Other Question #4109

Sara, a 11 year old female from Antigonish, Nova Scotia asks on January 25, 2008,

How does the earth stay in the same place in space?

viewed 15707 times

The answer

Barry Shell answered on January 25, 2008

The Earth never stays in the same place in space. It's always moving--and really fast, 107,218 km/h. It orbits the sun for one thing. It moves in a huge circle (really an ellipse) around the sun, once a year. This happens because of gravity. The mass of the sun keeps the mass of the Earth rotating around it due to the gravitational forces between the two. But the sun is also moving really fast, so we are moving with it, too, at about 781,000 Km/h. The earth also rotates, so if you are on the equator, you are zooming at about 1,674 Km/hr just because the planet is twirling around. Point is: nothing stays in the same place in space.

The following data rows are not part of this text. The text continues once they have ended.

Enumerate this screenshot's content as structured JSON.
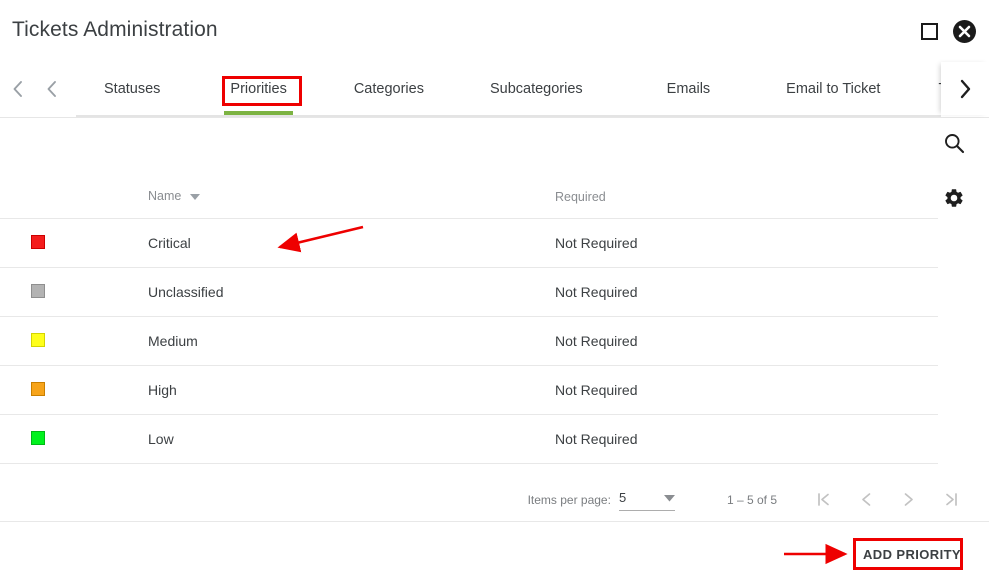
{
  "window": {
    "title": "Tickets Administration",
    "maximize_icon": "square-maximize-icon",
    "close_icon": "close-circle-icon"
  },
  "tabbar": {
    "nav_first_icon": "chevron-left-icon",
    "nav_prev_icon": "chevron-left-icon",
    "nav_next_icon": "chevron-right-icon",
    "active_tab": "Priorities",
    "active_underline_color": "#7cb342",
    "tabs": [
      {
        "label": "Statuses",
        "active": false
      },
      {
        "label": "Priorities",
        "active": true
      },
      {
        "label": "Categories",
        "active": false
      },
      {
        "label": "Subcategories",
        "active": false
      },
      {
        "label": "Emails",
        "active": false
      },
      {
        "label": "Email to Ticket",
        "active": false
      },
      {
        "label": "Text to Ticket",
        "active": false
      }
    ]
  },
  "side_actions": [
    {
      "name": "search-icon",
      "label": "Search"
    },
    {
      "name": "gear-icon",
      "label": "Settings"
    }
  ],
  "table": {
    "columns": [
      {
        "key": "color",
        "label": ""
      },
      {
        "key": "name",
        "label": "Name",
        "sorted": true,
        "sort_icon": "sort-descending-arrow"
      },
      {
        "key": "required",
        "label": "Required"
      }
    ],
    "rows": [
      {
        "color": "#f41d1d",
        "border": "#cc0000",
        "name": "Critical",
        "required": "Not Required"
      },
      {
        "color": "#b3b3b3",
        "border": "#8f8f8f",
        "name": "Unclassified",
        "required": "Not Required"
      },
      {
        "color": "#ffff1a",
        "border": "#d4d400",
        "name": "Medium",
        "required": "Not Required"
      },
      {
        "color": "#f7a41a",
        "border": "#c97f00",
        "name": "High",
        "required": "Not Required"
      },
      {
        "color": "#00f21d",
        "border": "#00b816",
        "name": "Low",
        "required": "Not Required"
      }
    ]
  },
  "paginator": {
    "items_per_page_label": "Items per page:",
    "items_per_page_value": "5",
    "dropdown_icon": "chevron-down-icon",
    "range_label": "1 – 5 of 5",
    "buttons": [
      {
        "name": "first-page-button",
        "icon": "first-page-icon",
        "disabled": true
      },
      {
        "name": "previous-page-button",
        "icon": "chevron-left-icon",
        "disabled": true
      },
      {
        "name": "next-page-button",
        "icon": "chevron-right-icon",
        "disabled": true
      },
      {
        "name": "last-page-button",
        "icon": "last-page-icon",
        "disabled": true
      }
    ]
  },
  "footer": {
    "add_button_label": "ADD PRIORITY"
  },
  "annotations": {
    "color": "#ee0000",
    "highlight_tab": "Priorities",
    "highlight_button": "ADD PRIORITY",
    "arrow_to_table": "red-arrow-pointing-to-critical-row",
    "arrow_to_add_button": "red-arrow-pointing-to-add-priority-button"
  }
}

Everything is always moving.

Add to or comment on this answer using the form below.

Note: All submissions are moderated prior to posting.

If you found this answer useful, please consider making a small donation to science.ca.